PA is markedly reduced in children with CHD, at least in part due to an unexpected high number of physician-recommended PA restrictions. As sedentary lifestyle may have negative implications on cardiovascular risk profile and prognosis, efforts should be directed toward facilitating the access to PA for all CHD patients.

References[edit | edit source]

  1. Dakkak W, Oliver TI. Ventricular septal defect. StatPearls [Internet]. 2020 Nov 20.Available: (accessed 22.4.2021)
  2. 2.0 2.1 2.2 2.3 NIH CHD Available from: (accessed 22.4.2021)
  3. 3.0 3.1 3.2 Rossano JW. Congenital heart disease: a global public health concern. The Lancet Child & Adolescent Health. 2020 Mar 1;4(3):168-9.Available: (accessed 22.4.2021)
  4. The Conversation Childhood heart disease has a profound impact and is under-recognisedAvailable: 22.4.2021)
  5. Wang T, Chen L, Yang T, Huang P, Wang L, Zhao L, Zhang S, Ye Z, Chen L, Zheng Z, Qin J. Congenital heart disease and risk of cardiovascular disease: a meta‐analysis of cohort studies. Journal of the American Heart Association. 2019 May 21;8(10):e012030.Available: (accessed 22.4.2021)

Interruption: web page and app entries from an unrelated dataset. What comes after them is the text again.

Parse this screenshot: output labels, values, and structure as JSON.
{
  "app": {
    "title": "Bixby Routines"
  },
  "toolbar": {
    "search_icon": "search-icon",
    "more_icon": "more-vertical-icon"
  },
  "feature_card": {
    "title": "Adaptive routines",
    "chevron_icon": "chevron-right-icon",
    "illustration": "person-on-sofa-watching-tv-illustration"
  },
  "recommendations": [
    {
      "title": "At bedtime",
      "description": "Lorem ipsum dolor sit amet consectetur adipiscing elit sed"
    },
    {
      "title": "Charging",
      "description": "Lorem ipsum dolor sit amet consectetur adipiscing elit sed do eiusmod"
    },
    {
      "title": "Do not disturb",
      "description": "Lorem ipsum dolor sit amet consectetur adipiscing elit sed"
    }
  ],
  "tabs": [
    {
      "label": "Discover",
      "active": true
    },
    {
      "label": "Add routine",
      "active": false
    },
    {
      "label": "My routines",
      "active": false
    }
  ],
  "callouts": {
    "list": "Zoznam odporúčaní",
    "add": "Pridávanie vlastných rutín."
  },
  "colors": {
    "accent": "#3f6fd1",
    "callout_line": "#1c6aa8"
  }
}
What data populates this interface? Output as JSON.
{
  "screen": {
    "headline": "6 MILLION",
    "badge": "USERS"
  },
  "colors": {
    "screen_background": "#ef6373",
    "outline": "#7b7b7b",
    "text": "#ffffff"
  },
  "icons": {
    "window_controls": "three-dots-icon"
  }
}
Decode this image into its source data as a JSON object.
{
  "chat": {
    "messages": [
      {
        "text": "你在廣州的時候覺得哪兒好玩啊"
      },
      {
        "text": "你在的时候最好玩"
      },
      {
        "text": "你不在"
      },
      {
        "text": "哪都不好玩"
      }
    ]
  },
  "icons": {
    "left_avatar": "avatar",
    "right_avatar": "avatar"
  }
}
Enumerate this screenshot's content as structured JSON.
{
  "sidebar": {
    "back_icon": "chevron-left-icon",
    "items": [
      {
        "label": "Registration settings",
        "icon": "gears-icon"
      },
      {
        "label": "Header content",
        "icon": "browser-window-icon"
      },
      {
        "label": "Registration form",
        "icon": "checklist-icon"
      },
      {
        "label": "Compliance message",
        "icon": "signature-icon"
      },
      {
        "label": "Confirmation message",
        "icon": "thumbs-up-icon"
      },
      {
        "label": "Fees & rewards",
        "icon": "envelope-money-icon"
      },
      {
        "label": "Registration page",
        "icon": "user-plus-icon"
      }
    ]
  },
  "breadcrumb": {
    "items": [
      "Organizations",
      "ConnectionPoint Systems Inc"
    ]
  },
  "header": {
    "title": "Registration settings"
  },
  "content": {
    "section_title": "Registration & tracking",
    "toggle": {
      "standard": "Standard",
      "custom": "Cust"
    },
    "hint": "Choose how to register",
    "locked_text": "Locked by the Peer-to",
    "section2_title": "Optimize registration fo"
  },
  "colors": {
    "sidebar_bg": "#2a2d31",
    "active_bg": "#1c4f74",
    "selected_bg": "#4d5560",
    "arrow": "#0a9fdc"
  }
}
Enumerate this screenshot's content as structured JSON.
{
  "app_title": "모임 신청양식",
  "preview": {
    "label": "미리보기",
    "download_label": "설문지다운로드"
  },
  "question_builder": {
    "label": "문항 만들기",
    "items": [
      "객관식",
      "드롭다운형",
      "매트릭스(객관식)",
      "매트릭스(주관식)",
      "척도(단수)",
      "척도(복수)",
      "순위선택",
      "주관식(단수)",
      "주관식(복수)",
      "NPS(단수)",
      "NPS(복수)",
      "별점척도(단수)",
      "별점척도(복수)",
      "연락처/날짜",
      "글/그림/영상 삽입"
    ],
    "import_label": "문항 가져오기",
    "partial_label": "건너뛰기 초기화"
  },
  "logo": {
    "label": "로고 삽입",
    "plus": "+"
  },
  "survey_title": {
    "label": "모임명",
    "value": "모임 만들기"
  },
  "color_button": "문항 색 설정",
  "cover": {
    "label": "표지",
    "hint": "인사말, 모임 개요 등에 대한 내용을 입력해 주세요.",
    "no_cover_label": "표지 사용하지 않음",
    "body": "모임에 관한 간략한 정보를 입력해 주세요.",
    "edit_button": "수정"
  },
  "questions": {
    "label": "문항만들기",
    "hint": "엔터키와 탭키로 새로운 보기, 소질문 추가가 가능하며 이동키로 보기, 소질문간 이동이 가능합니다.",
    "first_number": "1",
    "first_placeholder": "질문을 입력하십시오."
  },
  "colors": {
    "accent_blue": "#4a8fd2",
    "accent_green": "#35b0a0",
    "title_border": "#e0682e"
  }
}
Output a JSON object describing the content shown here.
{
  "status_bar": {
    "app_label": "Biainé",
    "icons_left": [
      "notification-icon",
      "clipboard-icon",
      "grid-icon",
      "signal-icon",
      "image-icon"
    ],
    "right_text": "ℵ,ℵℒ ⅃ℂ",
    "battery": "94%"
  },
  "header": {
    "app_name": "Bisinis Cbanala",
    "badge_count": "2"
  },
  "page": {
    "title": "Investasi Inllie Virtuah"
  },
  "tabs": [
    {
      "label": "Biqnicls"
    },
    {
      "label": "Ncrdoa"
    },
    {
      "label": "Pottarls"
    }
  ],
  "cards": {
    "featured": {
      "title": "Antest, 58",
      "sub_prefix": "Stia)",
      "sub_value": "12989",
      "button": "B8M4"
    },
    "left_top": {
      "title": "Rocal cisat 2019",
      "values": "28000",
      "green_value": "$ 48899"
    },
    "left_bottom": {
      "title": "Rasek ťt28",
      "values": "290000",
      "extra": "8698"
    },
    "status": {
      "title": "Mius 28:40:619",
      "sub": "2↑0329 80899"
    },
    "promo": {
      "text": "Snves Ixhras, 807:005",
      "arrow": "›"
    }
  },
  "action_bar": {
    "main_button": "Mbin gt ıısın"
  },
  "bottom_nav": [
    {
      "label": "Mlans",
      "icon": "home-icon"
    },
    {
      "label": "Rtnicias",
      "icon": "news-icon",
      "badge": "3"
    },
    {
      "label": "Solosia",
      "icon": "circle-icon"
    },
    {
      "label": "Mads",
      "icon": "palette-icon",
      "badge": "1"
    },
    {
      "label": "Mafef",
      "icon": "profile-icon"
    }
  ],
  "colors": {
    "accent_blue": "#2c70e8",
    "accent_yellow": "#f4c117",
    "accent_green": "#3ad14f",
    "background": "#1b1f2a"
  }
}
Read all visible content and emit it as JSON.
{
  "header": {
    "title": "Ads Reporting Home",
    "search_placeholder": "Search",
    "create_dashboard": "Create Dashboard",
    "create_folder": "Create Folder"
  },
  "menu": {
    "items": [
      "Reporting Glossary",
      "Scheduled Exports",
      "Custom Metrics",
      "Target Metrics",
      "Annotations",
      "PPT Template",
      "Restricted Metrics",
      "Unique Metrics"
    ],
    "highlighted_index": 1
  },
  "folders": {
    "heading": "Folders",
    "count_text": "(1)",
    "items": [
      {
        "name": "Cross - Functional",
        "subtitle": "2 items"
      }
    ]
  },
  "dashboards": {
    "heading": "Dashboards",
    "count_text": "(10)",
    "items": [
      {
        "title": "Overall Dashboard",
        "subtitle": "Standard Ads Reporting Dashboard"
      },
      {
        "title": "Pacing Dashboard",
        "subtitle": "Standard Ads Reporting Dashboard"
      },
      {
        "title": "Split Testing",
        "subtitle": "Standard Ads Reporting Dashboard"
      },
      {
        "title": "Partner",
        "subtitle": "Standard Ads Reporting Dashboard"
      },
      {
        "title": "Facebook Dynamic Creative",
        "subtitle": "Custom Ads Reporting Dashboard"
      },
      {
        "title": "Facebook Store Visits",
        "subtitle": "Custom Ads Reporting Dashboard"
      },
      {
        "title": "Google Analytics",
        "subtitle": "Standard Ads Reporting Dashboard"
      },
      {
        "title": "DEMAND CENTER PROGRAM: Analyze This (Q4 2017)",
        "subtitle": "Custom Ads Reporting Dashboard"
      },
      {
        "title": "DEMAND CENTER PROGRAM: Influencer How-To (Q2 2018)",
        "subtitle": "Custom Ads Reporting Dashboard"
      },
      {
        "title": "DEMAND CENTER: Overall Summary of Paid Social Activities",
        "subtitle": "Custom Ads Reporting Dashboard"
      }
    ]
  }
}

  6. Siaplaouras J, Niessner C, Helm PC, Jahn A, Flemming M, Urschitz MS, Sticker E, Abdul-Khaliq H, Bauer UM, Apitz C. Physical Activity Among Children With Congenital Heart Defects in Germany: A Nationwide Survey. Frontiers in Pediatrics. 2020;8.Available: (accessed 22.4.2021)